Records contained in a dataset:

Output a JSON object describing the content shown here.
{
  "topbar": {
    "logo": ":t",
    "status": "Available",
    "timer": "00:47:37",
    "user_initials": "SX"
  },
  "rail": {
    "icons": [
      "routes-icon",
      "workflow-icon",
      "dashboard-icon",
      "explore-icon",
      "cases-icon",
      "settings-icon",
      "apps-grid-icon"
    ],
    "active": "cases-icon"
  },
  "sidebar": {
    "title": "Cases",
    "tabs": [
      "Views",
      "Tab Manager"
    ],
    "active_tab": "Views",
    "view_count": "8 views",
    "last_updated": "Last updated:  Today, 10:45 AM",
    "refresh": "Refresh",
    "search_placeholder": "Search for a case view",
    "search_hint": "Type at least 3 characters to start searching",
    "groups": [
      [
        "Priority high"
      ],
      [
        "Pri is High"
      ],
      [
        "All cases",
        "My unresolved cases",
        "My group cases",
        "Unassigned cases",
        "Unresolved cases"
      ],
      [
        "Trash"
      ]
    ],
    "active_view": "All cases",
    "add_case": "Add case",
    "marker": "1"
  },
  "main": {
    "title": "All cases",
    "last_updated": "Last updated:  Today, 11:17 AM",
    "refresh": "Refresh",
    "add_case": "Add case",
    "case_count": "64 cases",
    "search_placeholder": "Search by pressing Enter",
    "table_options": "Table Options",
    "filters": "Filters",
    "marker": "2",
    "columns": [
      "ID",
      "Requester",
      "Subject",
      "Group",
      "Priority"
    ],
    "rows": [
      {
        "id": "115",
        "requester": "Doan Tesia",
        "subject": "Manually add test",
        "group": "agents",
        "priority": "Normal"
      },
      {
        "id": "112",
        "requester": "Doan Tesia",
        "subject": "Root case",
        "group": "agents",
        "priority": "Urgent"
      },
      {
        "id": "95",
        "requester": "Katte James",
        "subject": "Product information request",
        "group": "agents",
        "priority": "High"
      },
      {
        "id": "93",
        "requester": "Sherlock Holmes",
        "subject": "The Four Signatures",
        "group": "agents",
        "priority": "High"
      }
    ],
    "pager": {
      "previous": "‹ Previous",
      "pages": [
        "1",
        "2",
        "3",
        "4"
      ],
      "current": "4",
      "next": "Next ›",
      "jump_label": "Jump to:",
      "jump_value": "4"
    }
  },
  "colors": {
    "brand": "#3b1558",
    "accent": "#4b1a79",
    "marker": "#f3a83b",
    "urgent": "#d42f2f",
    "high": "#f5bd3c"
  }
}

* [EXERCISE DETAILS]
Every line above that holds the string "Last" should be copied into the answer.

* [ANSWER SPACE]
    "last_updated": "Last updated:  Today, 10:45 AM",
    "last_updated": "Last updated:  Today, 11:17 AM",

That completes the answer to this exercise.